Umowy handlowe można w większym stopniu wykorzystać do zwalczania korupcji i zagwarantowania stosowania międzynarodowych konwencji i zasad w praktyce. W związku z tym należy wspierać zacieśnioną współpracę między krajami i między regionami oraz działalność organizacji społeczeństwa obywatelskiego w walce z korupcją. Ograniczenie tego procederu ma zasadnicze znaczenie dla wzrostu gospodarczego, ograniczenia ubóstwa, stworzenia dobrobytu, edukacji, opieki społecznej i zdrowotnej, rozwoju infrastruktury oraz rozwiązania konfliktów, a także zaufania do instytucji, przedsiębiorstw i działań politycznych.

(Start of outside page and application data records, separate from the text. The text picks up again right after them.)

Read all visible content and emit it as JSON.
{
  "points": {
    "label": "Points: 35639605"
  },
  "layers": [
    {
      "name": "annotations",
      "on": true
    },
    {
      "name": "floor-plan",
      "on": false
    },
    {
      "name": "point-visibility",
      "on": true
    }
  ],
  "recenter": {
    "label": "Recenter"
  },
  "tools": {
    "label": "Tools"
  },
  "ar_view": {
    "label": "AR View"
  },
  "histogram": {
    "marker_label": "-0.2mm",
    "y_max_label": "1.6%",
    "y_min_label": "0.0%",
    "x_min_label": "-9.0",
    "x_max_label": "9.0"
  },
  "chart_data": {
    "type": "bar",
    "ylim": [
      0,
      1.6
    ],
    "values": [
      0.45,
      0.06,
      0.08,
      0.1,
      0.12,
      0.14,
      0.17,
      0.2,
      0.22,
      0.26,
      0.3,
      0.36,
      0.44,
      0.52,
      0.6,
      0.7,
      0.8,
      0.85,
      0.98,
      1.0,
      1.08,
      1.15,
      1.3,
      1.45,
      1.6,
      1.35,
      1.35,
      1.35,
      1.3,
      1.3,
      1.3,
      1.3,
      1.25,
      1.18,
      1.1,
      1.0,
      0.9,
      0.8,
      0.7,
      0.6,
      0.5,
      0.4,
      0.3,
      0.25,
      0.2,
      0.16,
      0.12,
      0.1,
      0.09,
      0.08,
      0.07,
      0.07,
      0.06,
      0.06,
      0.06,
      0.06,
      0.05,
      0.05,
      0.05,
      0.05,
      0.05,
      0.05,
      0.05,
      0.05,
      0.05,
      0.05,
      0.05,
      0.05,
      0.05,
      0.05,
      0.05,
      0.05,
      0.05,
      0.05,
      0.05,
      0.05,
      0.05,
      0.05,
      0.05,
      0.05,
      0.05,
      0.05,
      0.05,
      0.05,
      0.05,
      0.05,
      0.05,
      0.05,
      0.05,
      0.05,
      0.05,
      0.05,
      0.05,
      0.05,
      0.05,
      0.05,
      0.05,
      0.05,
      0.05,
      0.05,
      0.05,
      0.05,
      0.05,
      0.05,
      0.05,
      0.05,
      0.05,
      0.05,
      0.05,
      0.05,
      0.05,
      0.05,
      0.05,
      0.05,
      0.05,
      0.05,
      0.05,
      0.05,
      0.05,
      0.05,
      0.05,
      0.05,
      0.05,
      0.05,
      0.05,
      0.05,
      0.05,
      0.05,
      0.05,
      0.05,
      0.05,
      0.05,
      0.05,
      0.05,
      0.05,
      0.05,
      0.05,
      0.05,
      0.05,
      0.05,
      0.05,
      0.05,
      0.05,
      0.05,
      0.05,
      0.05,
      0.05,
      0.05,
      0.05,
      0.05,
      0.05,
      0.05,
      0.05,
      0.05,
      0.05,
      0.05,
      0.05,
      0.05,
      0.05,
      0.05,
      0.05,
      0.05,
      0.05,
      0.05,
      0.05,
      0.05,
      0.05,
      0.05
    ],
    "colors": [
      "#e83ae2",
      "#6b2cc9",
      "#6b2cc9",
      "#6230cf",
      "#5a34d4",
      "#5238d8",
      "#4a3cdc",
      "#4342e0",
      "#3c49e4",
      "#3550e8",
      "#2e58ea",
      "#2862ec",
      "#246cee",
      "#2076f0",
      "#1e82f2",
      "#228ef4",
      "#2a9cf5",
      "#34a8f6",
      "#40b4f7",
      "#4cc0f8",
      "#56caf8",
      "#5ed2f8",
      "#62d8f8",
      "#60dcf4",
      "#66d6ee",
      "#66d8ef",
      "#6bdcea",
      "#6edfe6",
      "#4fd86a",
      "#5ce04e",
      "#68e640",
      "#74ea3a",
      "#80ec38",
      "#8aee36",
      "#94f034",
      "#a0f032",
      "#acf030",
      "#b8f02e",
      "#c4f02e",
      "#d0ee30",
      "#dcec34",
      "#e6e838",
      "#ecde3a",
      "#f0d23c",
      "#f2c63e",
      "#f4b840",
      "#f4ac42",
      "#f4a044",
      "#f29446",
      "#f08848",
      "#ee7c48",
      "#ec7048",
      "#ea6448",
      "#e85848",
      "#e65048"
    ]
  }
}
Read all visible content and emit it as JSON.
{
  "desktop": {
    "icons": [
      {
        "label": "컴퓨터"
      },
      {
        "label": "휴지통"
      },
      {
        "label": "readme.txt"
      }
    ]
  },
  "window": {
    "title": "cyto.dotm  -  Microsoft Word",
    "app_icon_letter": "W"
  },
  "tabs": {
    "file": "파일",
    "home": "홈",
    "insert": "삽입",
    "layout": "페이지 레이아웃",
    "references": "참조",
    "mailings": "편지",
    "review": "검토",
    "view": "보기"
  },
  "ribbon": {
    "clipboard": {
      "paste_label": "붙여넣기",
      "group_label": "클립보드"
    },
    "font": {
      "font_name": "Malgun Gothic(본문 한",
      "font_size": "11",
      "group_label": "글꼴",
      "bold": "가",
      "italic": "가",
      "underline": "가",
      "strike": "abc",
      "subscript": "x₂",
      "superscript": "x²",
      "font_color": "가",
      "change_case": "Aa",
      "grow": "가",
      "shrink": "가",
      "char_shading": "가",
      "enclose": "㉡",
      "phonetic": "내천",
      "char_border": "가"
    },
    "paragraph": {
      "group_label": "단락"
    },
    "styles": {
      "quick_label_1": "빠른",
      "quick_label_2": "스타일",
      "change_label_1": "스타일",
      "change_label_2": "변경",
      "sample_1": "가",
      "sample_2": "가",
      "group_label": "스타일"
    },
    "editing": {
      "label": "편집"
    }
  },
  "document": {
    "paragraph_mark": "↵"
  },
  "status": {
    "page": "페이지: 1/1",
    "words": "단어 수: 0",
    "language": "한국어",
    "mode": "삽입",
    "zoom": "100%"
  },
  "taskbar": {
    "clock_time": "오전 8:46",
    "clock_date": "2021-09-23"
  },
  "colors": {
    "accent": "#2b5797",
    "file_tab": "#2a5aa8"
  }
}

Wierzę, że dla głównego partnera i darczyńcy, jakim jest Unia Europejska, bardzo ważne jest, aby wywierać ciągły nacisk na poprawę sposobu sprawowania rządów poprzez elity w państwach trzecich.

 
Last updated: 14 December 2017Legal notice